Each record needs to be retyped exactly, though its pictures should not appear.

Dataset rows describing interfaces:
━━━━━━━━

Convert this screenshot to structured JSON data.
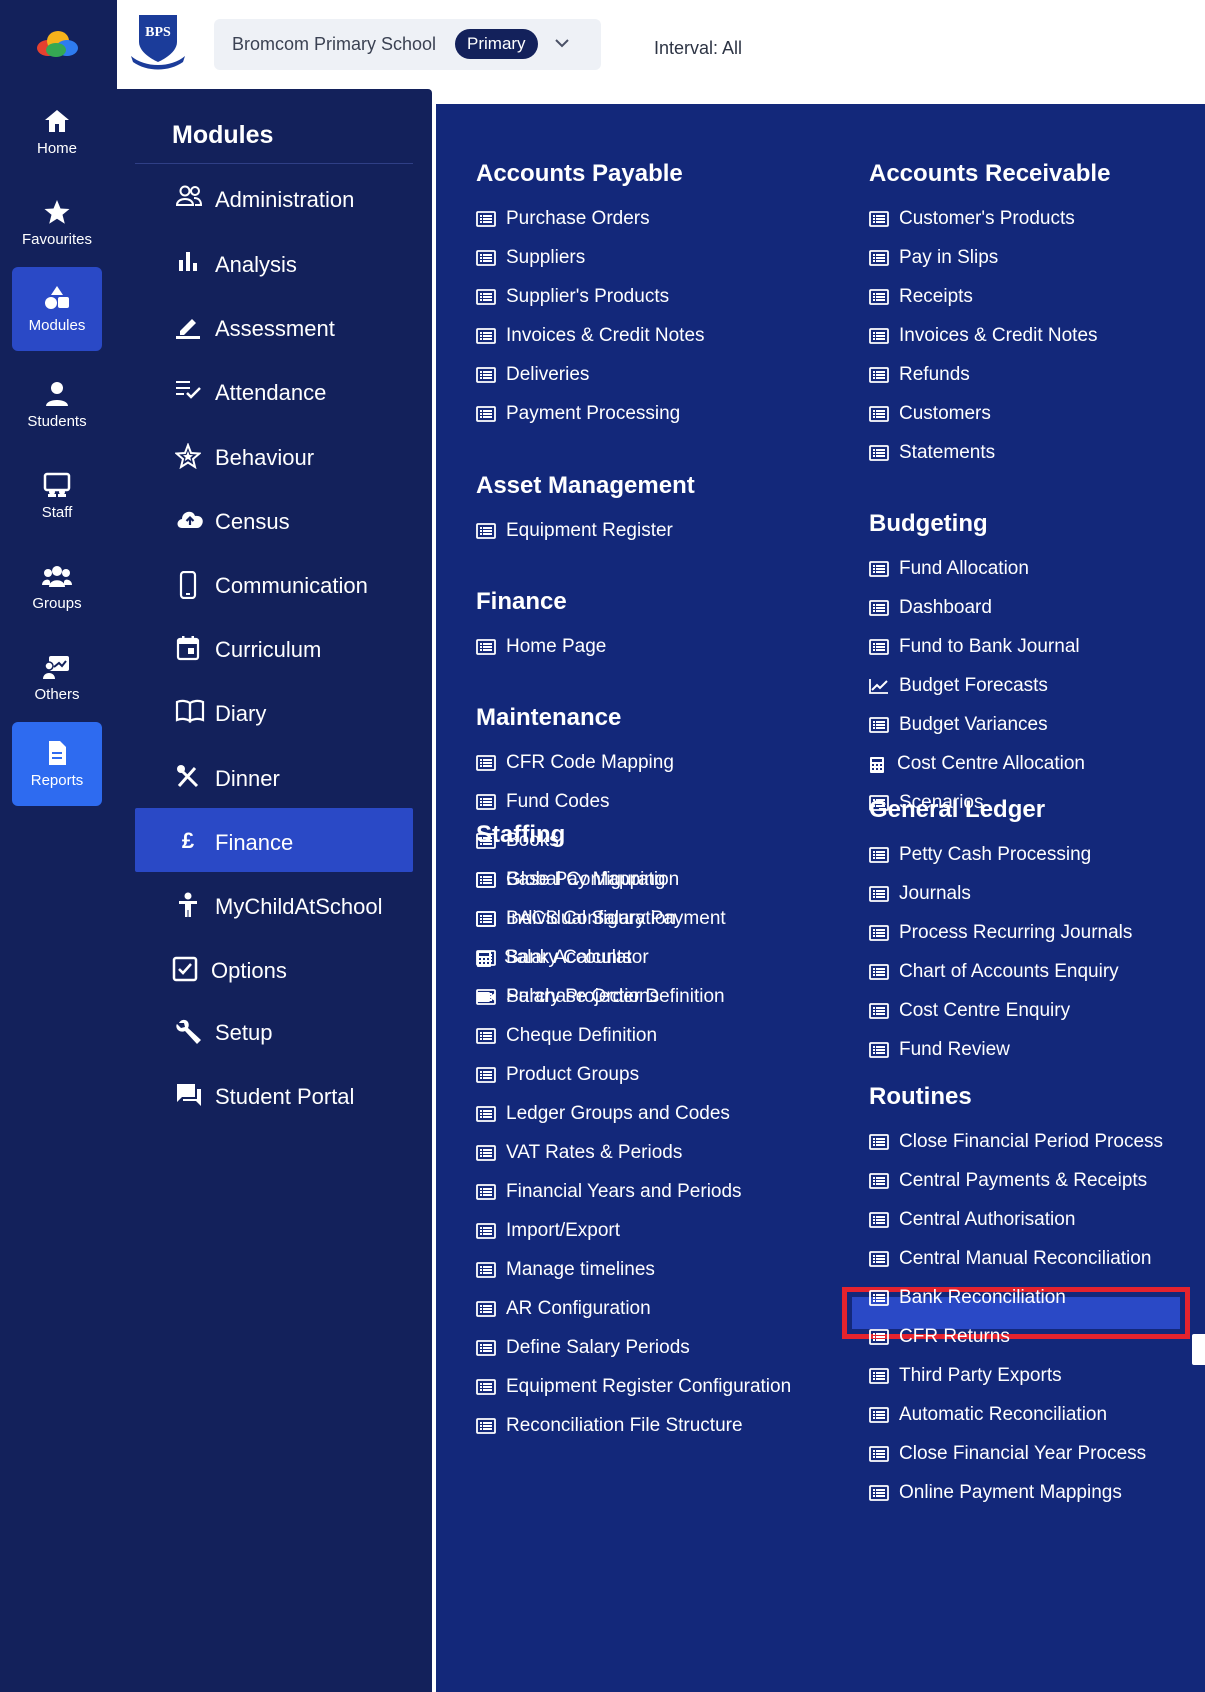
{
  "rail": {
    "items": [
      {
        "label": "Home",
        "icon": "home-icon"
      },
      {
        "label": "Favourites",
        "icon": "star-icon"
      },
      {
        "label": "Modules",
        "icon": "shapes-icon"
      },
      {
        "label": "Students",
        "icon": "person-icon"
      },
      {
        "label": "Staff",
        "icon": "staff-board-icon"
      },
      {
        "label": "Groups",
        "icon": "groups-icon"
      },
      {
        "label": "Others",
        "icon": "presentation-icon"
      },
      {
        "label": "Reports",
        "icon": "document-icon"
      }
    ]
  },
  "topbar": {
    "school_name": "Bromcom Primary School",
    "school_badge": "Primary",
    "interval": "Interval: All",
    "logo_text": "BPS"
  },
  "modules": {
    "title": "Modules",
    "items": [
      {
        "label": "Administration",
        "icon": "people-icon"
      },
      {
        "label": "Analysis",
        "icon": "bar-chart-icon"
      },
      {
        "label": "Assessment",
        "icon": "pen-icon"
      },
      {
        "label": "Attendance",
        "icon": "checklist-icon"
      },
      {
        "label": "Behaviour",
        "icon": "star-outline-icon"
      },
      {
        "label": "Census",
        "icon": "cloud-upload-icon"
      },
      {
        "label": "Communication",
        "icon": "phone-icon"
      },
      {
        "label": "Curriculum",
        "icon": "calendar-icon"
      },
      {
        "label": "Diary",
        "icon": "book-icon"
      },
      {
        "label": "Dinner",
        "icon": "cutlery-icon"
      },
      {
        "label": "Finance",
        "icon": "pound-icon",
        "glyph": "£"
      },
      {
        "label": "MyChildAtSchool",
        "icon": "child-icon"
      },
      {
        "label": "Options",
        "icon": "checkbox-icon"
      },
      {
        "label": "Setup",
        "icon": "wrench-icon"
      },
      {
        "label": "Student Portal",
        "icon": "chat-icon"
      }
    ]
  },
  "content": {
    "left": [
      {
        "title": "Accounts Payable",
        "links": [
          "Purchase Orders",
          "Suppliers",
          "Supplier's Products",
          "Invoices & Credit Notes",
          "Deliveries",
          "Payment Processing"
        ]
      },
      {
        "title": "Asset Management",
        "links": [
          "Equipment Register"
        ]
      },
      {
        "title": "Finance",
        "links": [
          "Home Page"
        ]
      },
      {
        "title": "Maintenance",
        "links": [
          "CFR Code Mapping",
          "Fund Codes",
          "Books",
          "Global Configuration",
          "BACS Configuration",
          "Bank Accounts",
          "Purchase Order Definition",
          "Cheque Definition",
          "Product Groups",
          "Ledger Groups and Codes",
          "VAT Rates & Periods",
          "Financial Years and Periods",
          "Import/Export",
          "Manage timelines",
          "AR Configuration",
          "Define Salary Periods",
          "Equipment Register Configuration",
          "Reconciliation File Structure"
        ]
      },
      {
        "title": "Staffing",
        "links": [
          "Base Pay Mapping",
          "Individual Salary Payment",
          "Salary Calculator",
          "Salary Projections"
        ]
      }
    ],
    "right": [
      {
        "title": "Accounts Receivable",
        "links": [
          "Customer's Products",
          "Pay in Slips",
          "Receipts",
          "Invoices & Credit Notes",
          "Refunds",
          "Customers",
          "Statements"
        ]
      },
      {
        "title": "Budgeting",
        "links": [
          "Fund Allocation",
          "Dashboard",
          "Fund to Bank Journal",
          "Budget Forecasts",
          "Budget Variances",
          "Cost Centre Allocation",
          "Scenarios"
        ]
      },
      {
        "title": "General Ledger",
        "links": [
          "Petty Cash Processing",
          "Journals",
          "Process Recurring Journals",
          "Chart of Accounts Enquiry",
          "Cost Centre Enquiry",
          "Fund Review"
        ]
      },
      {
        "title": "Routines",
        "links": [
          "Close Financial Period Process",
          "Central Payments & Receipts",
          "Central Authorisation",
          "Central Manual Reconciliation",
          "Bank Reconciliation",
          "CFR Returns",
          "Third Party Exports",
          "Automatic Reconciliation",
          "Close Financial Year Process",
          "Online Payment Mappings"
        ]
      }
    ]
  },
  "colors": {
    "rail_bg": "#13215b",
    "content_bg": "#13287a",
    "active": "#2a49c6",
    "reports_active": "#2e6bf0",
    "highlight_border": "#e5232e"
  }
}
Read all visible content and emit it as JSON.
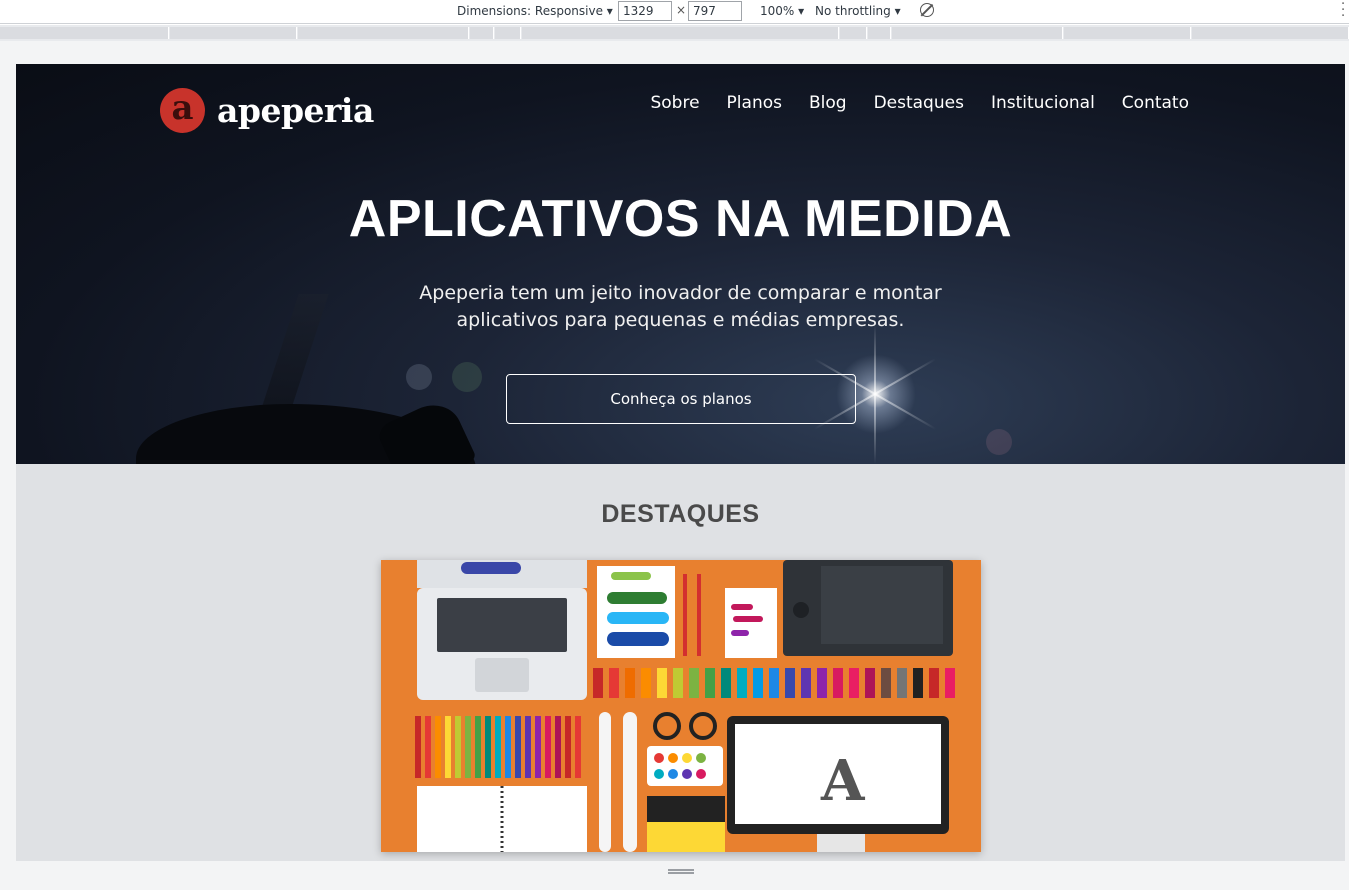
{
  "devtools": {
    "dimensions_label": "Dimensions: Responsive",
    "width_value": "1329",
    "times_sign": "×",
    "height_value": "797",
    "zoom": "100%",
    "throttling": "No throttling"
  },
  "header": {
    "logo_letter": "a",
    "logo_text": "apeperia",
    "nav": [
      "Sobre",
      "Planos",
      "Blog",
      "Destaques",
      "Institucional",
      "Contato"
    ]
  },
  "hero": {
    "title": "APLICATIVOS NA MEDIDA",
    "subtitle": "Apeperia tem um jeito inovador de comparar e montar aplicativos para pequenas e médias empresas.",
    "cta": "Conheça os planos"
  },
  "highlights": {
    "title": "DESTAQUES",
    "image_alt": "designer tools flat illustration"
  },
  "colors": {
    "brand_red": "#c8332b",
    "feature_orange": "#e8802f",
    "page_gray": "#dfe1e4"
  }
}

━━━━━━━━

Answer below:
Convert this screenshot to structured JSON data.
{
  "rail": {
    "items": [
      {
        "label": "Home",
        "icon": "home-icon"
      },
      {
        "label": "Favourites",
        "icon": "star-icon"
      },
      {
        "label": "Modules",
        "icon": "shapes-icon"
      },
      {
        "label": "Students",
        "icon": "person-icon"
      },
      {
        "label": "Staff",
        "icon": "staff-board-icon"
      },
      {
        "label": "Groups",
        "icon": "groups-icon"
      },
      {
        "label": "Others",
        "icon": "presentation-icon"
      },
      {
        "label": "Reports",
        "icon": "document-icon"
      }
    ]
  },
  "topbar": {
    "school_name": "Bromcom Primary School",
    "school_badge": "Primary",
    "interval": "Interval: All",
    "logo_text": "BPS"
  },
  "modules": {
    "title": "Modules",
    "items": [
      {
        "label": "Administration",
        "icon": "people-icon"
      },
      {
        "label": "Analysis",
        "icon": "bar-chart-icon"
      },
      {
        "label": "Assessment",
        "icon": "pen-icon"
      },
      {
        "label": "Attendance",
        "icon": "checklist-icon"
      },
      {
        "label": "Behaviour",
        "icon": "star-outline-icon"
      },
      {
        "label": "Census",
        "icon": "cloud-upload-icon"
      },
      {
        "label": "Communication",
        "icon": "phone-icon"
      },
      {
        "label": "Curriculum",
        "icon": "calendar-icon"
      },
      {
        "label": "Diary",
        "icon": "book-icon"
      },
      {
        "label": "Dinner",
        "icon": "cutlery-icon"
      },
      {
        "label": "Finance",
        "icon": "pound-icon",
        "glyph": "£"
      },
      {
        "label": "MyChildAtSchool",
        "icon": "child-icon"
      },
      {
        "label": "Options",
        "icon": "checkbox-icon"
      },
      {
        "label": "Setup",
        "icon": "wrench-icon"
      },
      {
        "label": "Student Portal",
        "icon": "chat-icon"
      }
    ]
  },
  "content": {
    "left": [
      {
        "title": "Accounts Payable",
        "links": [
          "Purchase Orders",
          "Suppliers",
          "Supplier's Products",
          "Invoices & Credit Notes",
          "Deliveries",
          "Payment Processing"
        ]
      },
      {
        "title": "Asset Management",
        "links": [
          "Equipment Register"
        ]
      },
      {
        "title": "Finance",
        "links": [
          "Home Page"
        ]
      },
      {
        "title": "Maintenance",
        "links": [
          "CFR Code Mapping",
          "Fund Codes",
          "Books",
          "Global Configuration",
          "BACS Configuration",
          "Bank Accounts",
          "Purchase Order Definition",
          "Cheque Definition",
          "Product Groups",
          "Ledger Groups and Codes",
          "VAT Rates & Periods",
          "Financial Years and Periods",
          "Import/Export",
          "Manage timelines",
          "AR Configuration",
          "Define Salary Periods",
          "Equipment Register Configuration",
          "Reconciliation File Structure"
        ]
      },
      {
        "title": "Staffing",
        "links": [
          "Base Pay Mapping",
          "Individual Salary Payment",
          "Salary Calculator",
          "Salary Projections"
        ]
      }
    ],
    "right": [
      {
        "title": "Accounts Receivable",
        "links": [
          "Customer's Products",
          "Pay in Slips",
          "Receipts",
          "Invoices & Credit Notes",
          "Refunds",
          "Customers",
          "Statements"
        ]
      },
      {
        "title": "Budgeting",
        "links": [
          "Fund Allocation",
          "Dashboard",
          "Fund to Bank Journal",
          "Budget Forecasts",
          "Budget Variances",
          "Cost Centre Allocation",
          "Scenarios"
        ]
      },
      {
        "title": "General Ledger",
        "links": [
          "Petty Cash Processing",
          "Journals",
          "Process Recurring Journals",
          "Chart of Accounts Enquiry",
          "Cost Centre Enquiry",
          "Fund Review"
        ]
      },
      {
        "title": "Routines",
        "links": [
          "Close Financial Period Process",
          "Central Payments & Receipts",
          "Central Authorisation",
          "Central Manual Reconciliation",
          "Bank Reconciliation",
          "CFR Returns",
          "Third Party Exports",
          "Automatic Reconciliation",
          "Close Financial Year Process",
          "Online Payment Mappings"
        ]
      }
    ]
  },
  "colors": {
    "rail_bg": "#13215b",
    "content_bg": "#13287a",
    "active": "#2a49c6",
    "reports_active": "#2e6bf0",
    "highlight_border": "#e5232e"
  }
}
Read all visible content and emit it as JSON.
{
  "devtools": {
    "dimensions_label": "Dimensions: Responsive",
    "width_value": "1329",
    "times_sign": "×",
    "height_value": "797",
    "zoom": "100%",
    "throttling": "No throttling"
  },
  "header": {
    "logo_letter": "a",
    "logo_text": "apeperia",
    "nav": [
      "Sobre",
      "Planos",
      "Blog",
      "Destaques",
      "Institucional",
      "Contato"
    ]
  },
  "hero": {
    "title": "APLICATIVOS NA MEDIDA",
    "subtitle": "Apeperia tem um jeito inovador de comparar e montar aplicativos para pequenas e médias empresas.",
    "cta": "Conheça os planos"
  },
  "highlights": {
    "title": "DESTAQUES",
    "image_alt": "designer tools flat illustration"
  },
  "colors": {
    "brand_red": "#c8332b",
    "feature_orange": "#e8802f",
    "page_gray": "#dfe1e4"
  }
}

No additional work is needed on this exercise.